I go to school in Williamsburg, Virginia, near the Busch Gardens amusement park. For some inexplicable reason, Busch Gardens is European-themed–you can catch the Griffin Rollercoaster in “France,” near a replica of the Eiffel Tower, down a pint in “Ireland” and enjoy an overpriced schnitzel in “Germany.” My sister calls Busch Garden’s “Poor Man’s Europe” (although, at $65 a ticket, I’ve only gone once during my two years at university–I’d rather save for a trip to the real Europe!), but visiting it is a surreal and slightly kitchy experience. I never thought I would feel like I was in Busch Gardens when I was actually in Europe, but then I visited Dubrovnik.

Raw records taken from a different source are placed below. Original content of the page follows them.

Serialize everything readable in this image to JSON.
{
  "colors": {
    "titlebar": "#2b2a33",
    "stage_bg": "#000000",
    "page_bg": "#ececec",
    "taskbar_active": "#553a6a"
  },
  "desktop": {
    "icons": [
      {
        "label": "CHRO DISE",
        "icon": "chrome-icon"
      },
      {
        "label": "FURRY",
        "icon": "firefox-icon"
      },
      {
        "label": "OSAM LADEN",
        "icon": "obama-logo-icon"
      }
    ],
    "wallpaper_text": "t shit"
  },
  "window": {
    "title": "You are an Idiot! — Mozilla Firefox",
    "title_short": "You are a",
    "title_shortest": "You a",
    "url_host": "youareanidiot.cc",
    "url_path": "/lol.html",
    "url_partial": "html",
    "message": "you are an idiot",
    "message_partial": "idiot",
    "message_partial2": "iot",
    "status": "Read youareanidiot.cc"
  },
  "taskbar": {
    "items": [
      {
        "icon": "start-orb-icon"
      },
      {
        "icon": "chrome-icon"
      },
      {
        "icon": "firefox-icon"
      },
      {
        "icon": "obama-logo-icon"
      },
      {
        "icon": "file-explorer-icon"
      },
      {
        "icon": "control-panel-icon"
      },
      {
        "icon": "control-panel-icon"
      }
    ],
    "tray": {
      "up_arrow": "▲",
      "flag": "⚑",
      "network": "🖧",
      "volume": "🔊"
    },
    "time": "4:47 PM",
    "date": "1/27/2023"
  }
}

Don’t get me wrong–Dubrovnik has a lot of natural beauty, I’d take a swim in the Adriatic over a dip in the Atlantic any day, and the Old City looks phenomenal from the city walls. But–and this is a really big but–every swim in the beautiful sea and every stroll down Stradum, the main drag of the old city, is completely clogged with tourists. I love the history here (the history of independent Dubrovnik–Ragusa–is FASCINATING!) but it’s hard for me to get a feel for it inside the city walls when I’m constantly dodging overenthusiastic restauranteers and dropped ice cream cones. I’ve heard more English, Italian, German and Spanish than Croatian.When we pile on the bus between the hotel-filled Lapad Peninsula, where my dad and I are staying, and the Old City, packed with sunburned, confused tourists, I feel like I’m on a bus at Disneyworld.
I’m most disturbed by the lack of locals. I’m pretty sure I learned more about Croatia living with my Croatian host dad in Bosnia than I have in my three days here. According to our Rick Steves’s tour book (I have mixed feelings about Rick Steves, but my dad swears by him–I spilled water on the book in Mostar and my dad scolded me for “drowning Rick”) over half of the Old City’s 2,000 residents rent their apartments out during the summer and flee. I have trouble imagining that even 1,000 stay. With the exception of waiters and the hotel staff, I don’t think I’ve interacted with one Croatian since arriving here. I really want to find a bar, restaurant or beach that locals go to, but I don’t even know where to start looking.
The other thing I find really disturbing about Dubrovnik is the prices. Even though I miss my friends my own age, I’m so glad that I came here with my family–I would never be able to afford a single meal in this city. Prices here are absolutely outrageous–they’re comparable to New York City. For example, I’ve had big portions of cevapi (the Bosnian national dish, a type of sausage) in the Richmond, Virginia for around $8 or $9, and in Sarajevo for as little as 6 km (around $4). Here in Dubrovnik, cevapi will cost you around 80 kuna–$16! My dad and I are limiting ourselves to only one meal a day outside our hotel breakfast (ice cream here is pretty reasonable and makes a good lucnh!), but the only reason we can afford even this is because we both work on American salaries.
Unfortunately, the prices in Dubrovnik are becoming too high for the Bosnian families who have come to the beach here for generations to afford it anymore. A “good” salary in Bosnia, a salary that allows people to live very comfortably in Sarajevo, would be gone in less than a day in Dubrovnik. Although some families are rescheduling their sea vacations to Bosnian’s only coastal town, Neum, many are forgoing trips to the sea entirely. I can relate to this on a smaller scale–I can no longer afford beach passes at Avon by the Sea, where I spent every Friday of my childhood–but at least I live close enough to the Jersey shore to take day trips and there are enough beaches along the shore to provide competition. It makes me so mad that after all Bosnia has gone through, now its people can’t even afford to go to the coast to relax anymore. Dubrovnik’s prices have only risen in the past ten years, mainly as the result of the influx of European tourists, and it just really sucks that now most Bosnians either can’t afford to travel here at all or, when they do, probably find it completely cluttered with clueless tourists.
Overall, I’m not thrilled with Dubrovnik. I’m glad that I visited here, because it really is quite beautiful and I definitely needed a few days of just sitting on the beach. It’s also been really interesting for me to visit a post-Yugo country that’s so completely different from Bosnia, and I’ve enjoyed learning about the siege of Dubrovnik during the war. I highly recommend that future Bosnia Project participants take the trip. Nevertheless, this is the only place in Europe I’ve ever been to that I really wouldn’t care if I never returned. It’s a lot cleanier and glitzier than Sarajevo, but I would pick Sarajevo any day over Dubrovnik.